═══ Listed entries ═══
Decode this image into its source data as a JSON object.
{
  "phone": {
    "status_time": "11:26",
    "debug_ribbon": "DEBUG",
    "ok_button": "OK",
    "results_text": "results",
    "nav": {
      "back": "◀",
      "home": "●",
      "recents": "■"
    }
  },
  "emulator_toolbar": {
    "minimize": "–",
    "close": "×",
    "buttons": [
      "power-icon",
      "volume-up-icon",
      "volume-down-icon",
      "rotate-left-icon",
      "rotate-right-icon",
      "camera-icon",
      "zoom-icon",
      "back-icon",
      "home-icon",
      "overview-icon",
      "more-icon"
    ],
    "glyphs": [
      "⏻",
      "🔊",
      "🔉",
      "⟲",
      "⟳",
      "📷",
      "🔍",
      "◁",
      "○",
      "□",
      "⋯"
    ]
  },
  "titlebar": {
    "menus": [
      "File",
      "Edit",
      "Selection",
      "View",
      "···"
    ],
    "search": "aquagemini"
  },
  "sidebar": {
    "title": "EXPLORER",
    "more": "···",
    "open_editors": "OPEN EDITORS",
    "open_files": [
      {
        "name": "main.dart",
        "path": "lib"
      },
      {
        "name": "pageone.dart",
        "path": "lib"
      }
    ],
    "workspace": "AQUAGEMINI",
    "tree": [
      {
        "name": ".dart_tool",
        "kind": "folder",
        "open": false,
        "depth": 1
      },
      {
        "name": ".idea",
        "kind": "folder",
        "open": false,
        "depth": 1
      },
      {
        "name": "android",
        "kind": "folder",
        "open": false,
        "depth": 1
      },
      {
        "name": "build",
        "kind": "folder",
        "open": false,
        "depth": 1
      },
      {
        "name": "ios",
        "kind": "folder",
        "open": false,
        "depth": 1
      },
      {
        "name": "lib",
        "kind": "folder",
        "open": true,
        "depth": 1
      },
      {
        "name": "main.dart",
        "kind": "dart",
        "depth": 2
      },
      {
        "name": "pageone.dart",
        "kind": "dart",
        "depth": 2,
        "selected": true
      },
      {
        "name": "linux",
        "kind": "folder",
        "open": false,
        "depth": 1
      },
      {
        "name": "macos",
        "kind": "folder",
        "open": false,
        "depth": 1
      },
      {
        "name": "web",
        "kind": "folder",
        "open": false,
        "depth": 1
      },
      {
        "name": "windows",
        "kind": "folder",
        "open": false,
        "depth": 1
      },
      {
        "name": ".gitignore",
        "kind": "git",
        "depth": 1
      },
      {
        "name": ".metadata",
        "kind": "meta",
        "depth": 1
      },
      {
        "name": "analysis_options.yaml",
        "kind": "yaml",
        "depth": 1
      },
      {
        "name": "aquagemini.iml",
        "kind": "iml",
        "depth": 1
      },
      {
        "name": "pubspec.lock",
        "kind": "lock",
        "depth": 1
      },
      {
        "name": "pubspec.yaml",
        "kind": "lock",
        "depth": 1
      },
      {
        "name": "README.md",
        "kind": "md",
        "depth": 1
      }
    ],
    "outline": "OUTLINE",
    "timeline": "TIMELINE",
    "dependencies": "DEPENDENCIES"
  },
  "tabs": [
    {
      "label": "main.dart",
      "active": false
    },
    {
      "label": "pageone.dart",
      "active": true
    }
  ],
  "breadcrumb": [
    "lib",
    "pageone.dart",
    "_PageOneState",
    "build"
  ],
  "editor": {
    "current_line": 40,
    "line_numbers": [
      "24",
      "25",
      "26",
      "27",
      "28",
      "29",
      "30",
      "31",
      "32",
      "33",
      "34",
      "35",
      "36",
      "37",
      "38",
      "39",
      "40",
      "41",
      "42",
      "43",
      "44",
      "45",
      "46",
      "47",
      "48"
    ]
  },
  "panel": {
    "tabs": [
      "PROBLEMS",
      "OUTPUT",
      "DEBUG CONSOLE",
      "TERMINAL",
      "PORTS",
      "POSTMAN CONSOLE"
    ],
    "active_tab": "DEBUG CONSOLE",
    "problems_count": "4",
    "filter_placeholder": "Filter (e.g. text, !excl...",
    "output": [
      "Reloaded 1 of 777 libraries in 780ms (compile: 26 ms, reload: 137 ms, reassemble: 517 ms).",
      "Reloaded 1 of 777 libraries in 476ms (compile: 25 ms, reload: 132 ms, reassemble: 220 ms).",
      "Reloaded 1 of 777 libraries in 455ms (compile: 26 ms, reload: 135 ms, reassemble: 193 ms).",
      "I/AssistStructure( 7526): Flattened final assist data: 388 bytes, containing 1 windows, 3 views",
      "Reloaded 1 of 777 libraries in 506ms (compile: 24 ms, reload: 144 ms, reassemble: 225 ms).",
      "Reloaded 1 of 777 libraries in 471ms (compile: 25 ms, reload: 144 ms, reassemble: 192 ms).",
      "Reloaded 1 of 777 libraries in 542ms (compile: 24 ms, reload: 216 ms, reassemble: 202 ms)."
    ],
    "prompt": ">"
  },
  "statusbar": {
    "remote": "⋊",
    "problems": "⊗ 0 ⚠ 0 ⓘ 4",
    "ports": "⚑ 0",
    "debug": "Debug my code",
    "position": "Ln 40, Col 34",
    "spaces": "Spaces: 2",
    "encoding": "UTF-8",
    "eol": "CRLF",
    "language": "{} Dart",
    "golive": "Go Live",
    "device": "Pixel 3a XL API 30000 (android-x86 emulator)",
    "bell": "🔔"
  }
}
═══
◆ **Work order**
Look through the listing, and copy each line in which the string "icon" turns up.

◆ **Solution for this exercise**
      "power-icon",
      "volume-up-icon",
      "volume-down-icon",
      "rotate-left-icon",
      "rotate-right-icon",
      "camera-icon",
      "zoom-icon",
      "back-icon",
      "home-icon",
      "overview-icon",
      "more-icon"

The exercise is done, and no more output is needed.